→ **Your instructions**
An identical copy of all the entries is the required result.

→ **Dataset extract**

-- Opening Marker --

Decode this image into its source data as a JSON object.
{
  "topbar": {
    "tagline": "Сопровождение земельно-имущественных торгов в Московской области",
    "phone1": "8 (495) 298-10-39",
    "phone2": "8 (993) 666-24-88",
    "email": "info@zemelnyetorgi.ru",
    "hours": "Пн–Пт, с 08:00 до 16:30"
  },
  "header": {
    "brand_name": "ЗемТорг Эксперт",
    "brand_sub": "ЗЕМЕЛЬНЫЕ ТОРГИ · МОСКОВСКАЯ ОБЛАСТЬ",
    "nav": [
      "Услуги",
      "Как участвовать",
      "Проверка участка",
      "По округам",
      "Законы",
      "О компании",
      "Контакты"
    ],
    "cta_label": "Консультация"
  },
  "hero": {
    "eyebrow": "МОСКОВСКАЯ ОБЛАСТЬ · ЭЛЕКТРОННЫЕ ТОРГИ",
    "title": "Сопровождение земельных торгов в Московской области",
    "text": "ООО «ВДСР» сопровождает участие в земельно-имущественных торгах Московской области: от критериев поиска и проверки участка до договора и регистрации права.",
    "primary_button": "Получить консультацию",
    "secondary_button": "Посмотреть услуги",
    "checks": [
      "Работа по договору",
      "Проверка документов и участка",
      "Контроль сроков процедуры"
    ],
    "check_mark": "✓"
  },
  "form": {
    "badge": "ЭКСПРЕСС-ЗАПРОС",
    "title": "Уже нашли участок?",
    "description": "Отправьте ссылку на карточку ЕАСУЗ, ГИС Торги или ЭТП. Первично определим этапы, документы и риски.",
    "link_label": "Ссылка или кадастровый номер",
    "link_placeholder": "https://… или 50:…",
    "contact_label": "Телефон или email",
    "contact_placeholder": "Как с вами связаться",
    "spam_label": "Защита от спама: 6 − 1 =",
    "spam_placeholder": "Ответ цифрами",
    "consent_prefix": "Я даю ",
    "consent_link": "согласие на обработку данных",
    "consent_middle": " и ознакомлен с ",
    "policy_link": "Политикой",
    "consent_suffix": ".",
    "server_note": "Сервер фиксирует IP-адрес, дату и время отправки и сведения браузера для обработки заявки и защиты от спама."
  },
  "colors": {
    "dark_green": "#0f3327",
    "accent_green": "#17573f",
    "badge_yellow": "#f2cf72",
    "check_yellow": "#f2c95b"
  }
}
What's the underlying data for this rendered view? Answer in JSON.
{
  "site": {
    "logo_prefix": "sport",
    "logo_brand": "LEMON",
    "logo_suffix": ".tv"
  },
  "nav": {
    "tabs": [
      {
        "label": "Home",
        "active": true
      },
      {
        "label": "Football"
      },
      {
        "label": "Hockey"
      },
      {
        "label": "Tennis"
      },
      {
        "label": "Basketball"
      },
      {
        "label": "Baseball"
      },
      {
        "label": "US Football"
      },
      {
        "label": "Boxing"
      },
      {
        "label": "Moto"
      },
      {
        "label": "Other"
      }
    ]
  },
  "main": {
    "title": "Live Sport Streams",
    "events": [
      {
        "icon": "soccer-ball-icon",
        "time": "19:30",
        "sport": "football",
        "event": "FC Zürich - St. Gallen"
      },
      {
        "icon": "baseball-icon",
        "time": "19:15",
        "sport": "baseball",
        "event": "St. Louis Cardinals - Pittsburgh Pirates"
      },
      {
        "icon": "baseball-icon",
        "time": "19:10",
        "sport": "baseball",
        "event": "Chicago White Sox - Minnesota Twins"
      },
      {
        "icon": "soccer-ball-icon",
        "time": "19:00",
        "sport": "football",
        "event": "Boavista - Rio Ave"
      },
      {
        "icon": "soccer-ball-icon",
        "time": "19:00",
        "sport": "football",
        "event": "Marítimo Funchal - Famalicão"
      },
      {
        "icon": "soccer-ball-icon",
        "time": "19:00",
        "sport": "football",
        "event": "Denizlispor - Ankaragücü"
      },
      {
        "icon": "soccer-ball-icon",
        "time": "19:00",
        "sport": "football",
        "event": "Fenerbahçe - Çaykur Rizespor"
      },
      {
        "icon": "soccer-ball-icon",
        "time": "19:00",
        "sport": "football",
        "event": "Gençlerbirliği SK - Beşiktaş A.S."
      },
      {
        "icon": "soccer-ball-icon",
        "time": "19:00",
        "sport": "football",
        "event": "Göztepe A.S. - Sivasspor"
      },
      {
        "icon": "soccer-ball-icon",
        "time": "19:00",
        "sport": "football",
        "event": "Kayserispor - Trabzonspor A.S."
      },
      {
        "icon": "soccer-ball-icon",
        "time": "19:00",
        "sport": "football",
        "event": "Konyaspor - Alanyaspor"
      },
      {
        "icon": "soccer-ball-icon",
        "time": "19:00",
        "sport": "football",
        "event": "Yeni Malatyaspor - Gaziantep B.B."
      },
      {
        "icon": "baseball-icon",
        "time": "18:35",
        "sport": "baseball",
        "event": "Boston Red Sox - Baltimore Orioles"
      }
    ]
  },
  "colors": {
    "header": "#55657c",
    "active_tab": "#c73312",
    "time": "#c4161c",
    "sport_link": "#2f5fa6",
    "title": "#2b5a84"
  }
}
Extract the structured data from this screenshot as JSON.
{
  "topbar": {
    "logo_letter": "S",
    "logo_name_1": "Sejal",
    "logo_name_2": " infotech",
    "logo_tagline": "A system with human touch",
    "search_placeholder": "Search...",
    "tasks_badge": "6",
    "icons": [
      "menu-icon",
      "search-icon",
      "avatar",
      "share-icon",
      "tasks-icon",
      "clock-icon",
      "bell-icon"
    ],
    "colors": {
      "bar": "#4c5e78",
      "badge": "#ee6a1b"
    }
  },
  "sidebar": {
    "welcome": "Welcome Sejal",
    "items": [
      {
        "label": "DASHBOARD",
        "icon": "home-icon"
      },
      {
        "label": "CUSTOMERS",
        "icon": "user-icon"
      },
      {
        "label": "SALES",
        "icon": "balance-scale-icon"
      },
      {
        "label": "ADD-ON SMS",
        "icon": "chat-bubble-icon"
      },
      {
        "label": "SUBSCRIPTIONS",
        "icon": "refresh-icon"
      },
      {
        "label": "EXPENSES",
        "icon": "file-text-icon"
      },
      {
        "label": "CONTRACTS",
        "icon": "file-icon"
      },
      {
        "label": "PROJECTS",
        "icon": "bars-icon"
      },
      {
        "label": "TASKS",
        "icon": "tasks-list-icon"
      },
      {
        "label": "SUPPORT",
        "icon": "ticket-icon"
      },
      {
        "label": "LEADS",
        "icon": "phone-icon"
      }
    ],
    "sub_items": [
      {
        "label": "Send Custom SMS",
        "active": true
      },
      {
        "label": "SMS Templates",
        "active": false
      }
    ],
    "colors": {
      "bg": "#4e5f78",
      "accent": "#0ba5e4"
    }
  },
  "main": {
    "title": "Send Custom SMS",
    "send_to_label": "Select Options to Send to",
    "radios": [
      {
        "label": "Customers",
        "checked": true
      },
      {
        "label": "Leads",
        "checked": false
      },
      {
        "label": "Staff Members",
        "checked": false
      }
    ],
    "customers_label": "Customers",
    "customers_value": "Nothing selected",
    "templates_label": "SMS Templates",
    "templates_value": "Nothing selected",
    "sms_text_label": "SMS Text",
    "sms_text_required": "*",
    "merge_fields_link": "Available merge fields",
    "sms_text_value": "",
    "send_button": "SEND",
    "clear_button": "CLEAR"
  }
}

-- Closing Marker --

→ **Finished exercise**
Decode this image into its source data as a JSON object.
{
  "topbar": {
    "tagline": "Сопровождение земельно-имущественных торгов в Московской области",
    "phone1": "8 (495) 298-10-39",
    "phone2": "8 (993) 666-24-88",
    "email": "info@zemelnyetorgi.ru",
    "hours": "Пн–Пт, с 08:00 до 16:30"
  },
  "header": {
    "brand_name": "ЗемТорг Эксперт",
    "brand_sub": "ЗЕМЕЛЬНЫЕ ТОРГИ · МОСКОВСКАЯ ОБЛАСТЬ",
    "nav": [
      "Услуги",
      "Как участвовать",
      "Проверка участка",
      "По округам",
      "Законы",
      "О компании",
      "Контакты"
    ],
    "cta_label": "Консультация"
  },
  "hero": {
    "eyebrow": "МОСКОВСКАЯ ОБЛАСТЬ · ЭЛЕКТРОННЫЕ ТОРГИ",
    "title": "Сопровождение земельных торгов в Московской области",
    "text": "ООО «ВДСР» сопровождает участие в земельно-имущественных торгах Московской области: от критериев поиска и проверки участка до договора и регистрации права.",
    "primary_button": "Получить консультацию",
    "secondary_button": "Посмотреть услуги",
    "checks": [
      "Работа по договору",
      "Проверка документов и участка",
      "Контроль сроков процедуры"
    ],
    "check_mark": "✓"
  },
  "form": {
    "badge": "ЭКСПРЕСС-ЗАПРОС",
    "title": "Уже нашли участок?",
    "description": "Отправьте ссылку на карточку ЕАСУЗ, ГИС Торги или ЭТП. Первично определим этапы, документы и риски.",
    "link_label": "Ссылка или кадастровый номер",
    "link_placeholder": "https://… или 50:…",
    "contact_label": "Телефон или email",
    "contact_placeholder": "Как с вами связаться",
    "spam_label": "Защита от спама: 6 − 1 =",
    "spam_placeholder": "Ответ цифрами",
    "consent_prefix": "Я даю ",
    "consent_link": "согласие на обработку данных",
    "consent_middle": " и ознакомлен с ",
    "policy_link": "Политикой",
    "consent_suffix": ".",
    "server_note": "Сервер фиксирует IP-адрес, дату и время отправки и сведения браузера для обработки заявки и защиты от спама."
  },
  "colors": {
    "dark_green": "#0f3327",
    "accent_green": "#17573f",
    "badge_yellow": "#f2cf72",
    "check_yellow": "#f2c95b"
  }
}
What's the underlying data for this rendered view? Answer in JSON.
{
  "site": {
    "logo_prefix": "sport",
    "logo_brand": "LEMON",
    "logo_suffix": ".tv"
  },
  "nav": {
    "tabs": [
      {
        "label": "Home",
        "active": true
      },
      {
        "label": "Football"
      },
      {
        "label": "Hockey"
      },
      {
        "label": "Tennis"
      },
      {
        "label": "Basketball"
      },
      {
        "label": "Baseball"
      },
      {
        "label": "US Football"
      },
      {
        "label": "Boxing"
      },
      {
        "label": "Moto"
      },
      {
        "label": "Other"
      }
    ]
  },
  "main": {
    "title": "Live Sport Streams",
    "events": [
      {
        "icon": "soccer-ball-icon",
        "time": "19:30",
        "sport": "football",
        "event": "FC Zürich - St. Gallen"
      },
      {
        "icon": "baseball-icon",
        "time": "19:15",
        "sport": "baseball",
        "event": "St. Louis Cardinals - Pittsburgh Pirates"
      },
      {
        "icon": "baseball-icon",
        "time": "19:10",
        "sport": "baseball",
        "event": "Chicago White Sox - Minnesota Twins"
      },
      {
        "icon": "soccer-ball-icon",
        "time": "19:00",
        "sport": "football",
        "event": "Boavista - Rio Ave"
      },
      {
        "icon": "soccer-ball-icon",
        "time": "19:00",
        "sport": "football",
        "event": "Marítimo Funchal - Famalicão"
      },
      {
        "icon": "soccer-ball-icon",
        "time": "19:00",
        "sport": "football",
        "event": "Denizlispor - Ankaragücü"
      },
      {
        "icon": "soccer-ball-icon",
        "time": "19:00",
        "sport": "football",
        "event": "Fenerbahçe - Çaykur Rizespor"
      },
      {
        "icon": "soccer-ball-icon",
        "time": "19:00",
        "sport": "football",
        "event": "Gençlerbirliği SK - Beşiktaş A.S."
      },
      {
        "icon": "soccer-ball-icon",
        "time": "19:00",
        "sport": "football",
        "event": "Göztepe A.S. - Sivasspor"
      },
      {
        "icon": "soccer-ball-icon",
        "time": "19:00",
        "sport": "football",
        "event": "Kayserispor - Trabzonspor A.S."
      },
      {
        "icon": "soccer-ball-icon",
        "time": "19:00",
        "sport": "football",
        "event": "Konyaspor - Alanyaspor"
      },
      {
        "icon": "soccer-ball-icon",
        "time": "19:00",
        "sport": "football",
        "event": "Yeni Malatyaspor - Gaziantep B.B."
      },
      {
        "icon": "baseball-icon",
        "time": "18:35",
        "sport": "baseball",
        "event": "Boston Red Sox - Baltimore Orioles"
      }
    ]
  },
  "colors": {
    "header": "#55657c",
    "active_tab": "#c73312",
    "time": "#c4161c",
    "sport_link": "#2f5fa6",
    "title": "#2b5a84"
  }
}
Extract the structured data from this screenshot as JSON.
{
  "topbar": {
    "logo_letter": "S",
    "logo_name_1": "Sejal",
    "logo_name_2": " infotech",
    "logo_tagline": "A system with human touch",
    "search_placeholder": "Search...",
    "tasks_badge": "6",
    "icons": [
      "menu-icon",
      "search-icon",
      "avatar",
      "share-icon",
      "tasks-icon",
      "clock-icon",
      "bell-icon"
    ],
    "colors": {
      "bar": "#4c5e78",
      "badge": "#ee6a1b"
    }
  },
  "sidebar": {
    "welcome": "Welcome Sejal",
    "items": [
      {
        "label": "DASHBOARD",
        "icon": "home-icon"
      },
      {
        "label": "CUSTOMERS",
        "icon": "user-icon"
      },
      {
        "label": "SALES",
        "icon": "balance-scale-icon"
      },
      {
        "label": "ADD-ON SMS",
        "icon": "chat-bubble-icon"
      },
      {
        "label": "SUBSCRIPTIONS",
        "icon": "refresh-icon"
      },
      {
        "label": "EXPENSES",
        "icon": "file-text-icon"
      },
      {
        "label": "CONTRACTS",
        "icon": "file-icon"
      },
      {
        "label": "PROJECTS",
        "icon": "bars-icon"
      },
      {
        "label": "TASKS",
        "icon": "tasks-list-icon"
      },
      {
        "label": "SUPPORT",
        "icon": "ticket-icon"
      },
      {
        "label": "LEADS",
        "icon": "phone-icon"
      }
    ],
    "sub_items": [
      {
        "label": "Send Custom SMS",
        "active": true
      },
      {
        "label": "SMS Templates",
        "active": false
      }
    ],
    "colors": {
      "bg": "#4e5f78",
      "accent": "#0ba5e4"
    }
  },
  "main": {
    "title": "Send Custom SMS",
    "send_to_label": "Select Options to Send to",
    "radios": [
      {
        "label": "Customers",
        "checked": true
      },
      {
        "label": "Leads",
        "checked": false
      },
      {
        "label": "Staff Members",
        "checked": false
      }
    ],
    "customers_label": "Customers",
    "customers_value": "Nothing selected",
    "templates_label": "SMS Templates",
    "templates_value": "Nothing selected",
    "sms_text_label": "SMS Text",
    "sms_text_required": "*",
    "merge_fields_link": "Available merge fields",
    "sms_text_value": "",
    "send_button": "SEND",
    "clear_button": "CLEAR"
  }
}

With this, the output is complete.